(Stored dataset items)

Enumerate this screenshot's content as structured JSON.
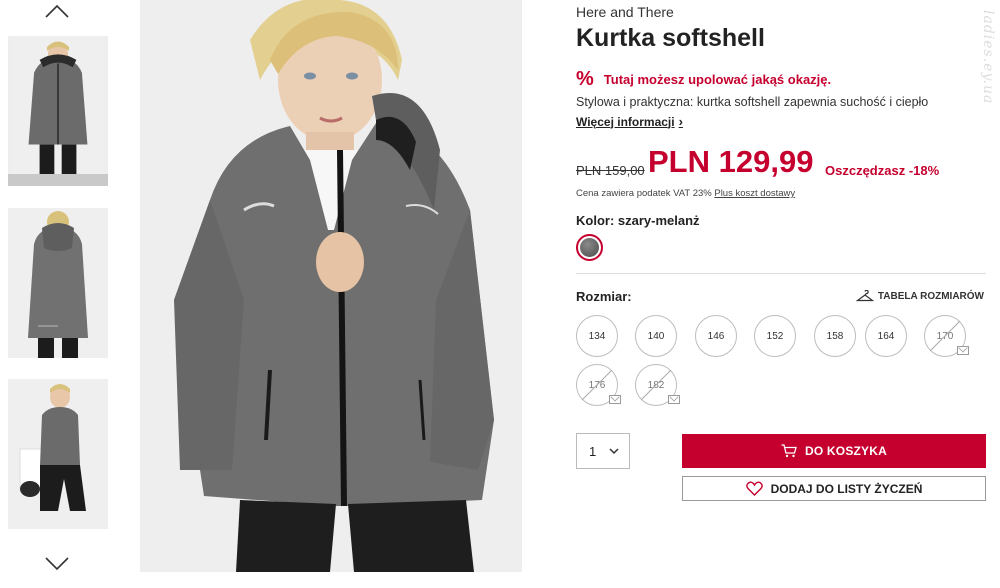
{
  "watermark": "ladies.ey.ua",
  "gallery": {
    "up_icon": "chevron-up-icon",
    "down_icon": "chevron-down-icon",
    "thumbnails": [
      "front view",
      "back view",
      "seated view"
    ]
  },
  "product": {
    "brand": "Here and There",
    "title": "Kurtka softshell",
    "deal_icon": "%",
    "deal_text": "Tutaj możesz upolować jakąś okazję.",
    "description": "Stylowa i praktyczna: kurtka softshell zapewnia suchość i ciepło",
    "more_info": "Więcej informacji",
    "old_price": "PLN 159,00",
    "new_price": "PLN 129,99",
    "savings": "Oszczędzasz -18%",
    "vat_text": "Cena zawiera podatek VAT 23%",
    "shipping_link": "Plus koszt dostawy",
    "color_label": "Kolor: szary-melanż",
    "size_label": "Rozmiar:",
    "size_table": "TABELA ROZMIARÓW",
    "sizes": [
      {
        "label": "134",
        "available": true
      },
      {
        "label": "140",
        "available": true
      },
      {
        "label": "146",
        "available": true
      },
      {
        "label": "152",
        "available": true
      },
      {
        "label": "158",
        "available": true
      },
      {
        "label": "164",
        "available": true
      },
      {
        "label": "170",
        "available": false
      },
      {
        "label": "176",
        "available": false
      },
      {
        "label": "182",
        "available": false
      }
    ],
    "quantity": "1",
    "add_to_cart": "DO KOSZYKA",
    "add_to_wishlist": "DODAJ DO LISTY ŻYCZEŃ"
  },
  "colors": {
    "accent": "#c5002e",
    "swatch": "#5c5c5c"
  }
}
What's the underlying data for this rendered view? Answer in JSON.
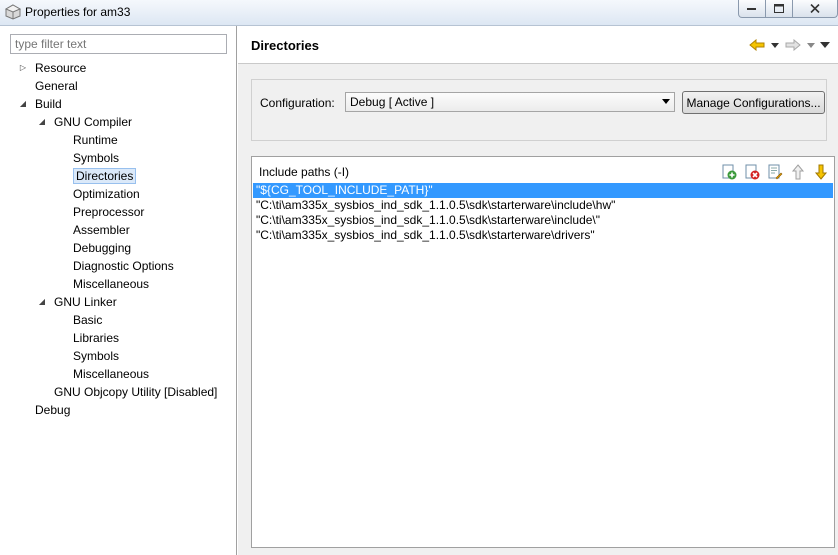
{
  "window": {
    "title": "Properties for am33"
  },
  "filter": {
    "placeholder": "type filter text"
  },
  "tree": [
    {
      "label": "Resource",
      "level": 0,
      "toggle": "collapsed"
    },
    {
      "label": "General",
      "level": 0,
      "toggle": "none"
    },
    {
      "label": "Build",
      "level": 0,
      "toggle": "expanded"
    },
    {
      "label": "GNU Compiler",
      "level": 1,
      "toggle": "expanded"
    },
    {
      "label": "Runtime",
      "level": 2,
      "toggle": "none"
    },
    {
      "label": "Symbols",
      "level": 2,
      "toggle": "none"
    },
    {
      "label": "Directories",
      "level": 2,
      "toggle": "none",
      "selected": true
    },
    {
      "label": "Optimization",
      "level": 2,
      "toggle": "none"
    },
    {
      "label": "Preprocessor",
      "level": 2,
      "toggle": "none"
    },
    {
      "label": "Assembler",
      "level": 2,
      "toggle": "none"
    },
    {
      "label": "Debugging",
      "level": 2,
      "toggle": "none"
    },
    {
      "label": "Diagnostic Options",
      "level": 2,
      "toggle": "none"
    },
    {
      "label": "Miscellaneous",
      "level": 2,
      "toggle": "none"
    },
    {
      "label": "GNU Linker",
      "level": 1,
      "toggle": "expanded"
    },
    {
      "label": "Basic",
      "level": 2,
      "toggle": "none"
    },
    {
      "label": "Libraries",
      "level": 2,
      "toggle": "none"
    },
    {
      "label": "Symbols",
      "level": 2,
      "toggle": "none"
    },
    {
      "label": "Miscellaneous",
      "level": 2,
      "toggle": "none"
    },
    {
      "label": "GNU Objcopy Utility  [Disabled]",
      "level": 1,
      "toggle": "none"
    },
    {
      "label": "Debug",
      "level": 0,
      "toggle": "none"
    }
  ],
  "page": {
    "title": "Directories"
  },
  "config": {
    "label": "Configuration:",
    "selected": "Debug  [ Active ]",
    "manage_label": "Manage Configurations..."
  },
  "include_paths": {
    "title": "Include paths (-I)",
    "items": [
      "\"${CG_TOOL_INCLUDE_PATH}\"",
      "\"C:\\ti\\am335x_sysbios_ind_sdk_1.1.0.5\\sdk\\starterware\\include\\hw\"",
      "\"C:\\ti\\am335x_sysbios_ind_sdk_1.1.0.5\\sdk\\starterware\\include\\\"",
      "\"C:\\ti\\am335x_sysbios_ind_sdk_1.1.0.5\\sdk\\starterware\\drivers\""
    ]
  },
  "colors": {
    "selection": "#3399ff",
    "tree_selection": "#dbe9f9",
    "back_arrow": "#e8a800"
  }
}
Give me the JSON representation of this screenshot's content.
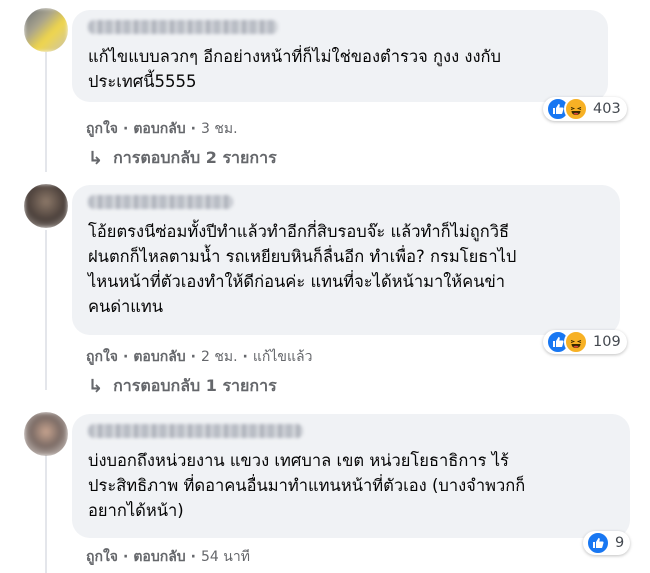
{
  "comments": [
    {
      "text": "แก้ไขแบบลวกๆ อีกอย่างหน้าที่ก็ไม่ใช่ของตำรวจ กูงง งงกับ\nประเทศนี้5555",
      "reaction_count": "403",
      "reactions": [
        "like-icon",
        "haha-icon"
      ],
      "like_label": "ถูกใจ",
      "reply_label": "ตอบกลับ",
      "time": "3 ชม.",
      "edited": "",
      "replies_label": "การตอบกลับ 2 รายการ"
    },
    {
      "text": "โอ้ยตรงนีซ่อมทั้งปีทำแล้วทำอีกกี่สิบรอบจ๊ะ แล้วทำก็ไม่ถูกวิธี\nฝนตกก็ไหลตามน้ำ รถเหยียบหินก็ลื่นอีก ทำเพื่อ? กรมโยธาไป\nไหนหน้าที่ตัวเองทำให้ดีก่อนค่ะ แทนที่จะได้หน้ามาให้คนข่า\nคนด่าแทน",
      "reaction_count": "109",
      "reactions": [
        "like-icon",
        "haha-icon"
      ],
      "like_label": "ถูกใจ",
      "reply_label": "ตอบกลับ",
      "time": "2 ชม.",
      "edited": "แก้ไขแล้ว",
      "replies_label": "การตอบกลับ 1 รายการ"
    },
    {
      "text": "บ่งบอกถึงหน่วยงาน แขวง เทศบาล เขต หน่วยโยธาธิการ ไร้\nประสิทธิภาพ ที่ดอาคนอื่นมาทำแทนหน้าที่ตัวเอง (บางจำพวกก็\nอยากได้หน้า)",
      "reaction_count": "9",
      "reactions": [
        "like-icon"
      ],
      "like_label": "ถูกใจ",
      "reply_label": "ตอบกลับ",
      "time": "54 นาที",
      "edited": "",
      "replies_label": ""
    }
  ],
  "colors": {
    "bubble": "#f0f2f5",
    "meta_text": "#65676b",
    "like_blue": "#1877f2",
    "haha_yellow": "#f7b125"
  }
}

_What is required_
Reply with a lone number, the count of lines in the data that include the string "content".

_Written response_
2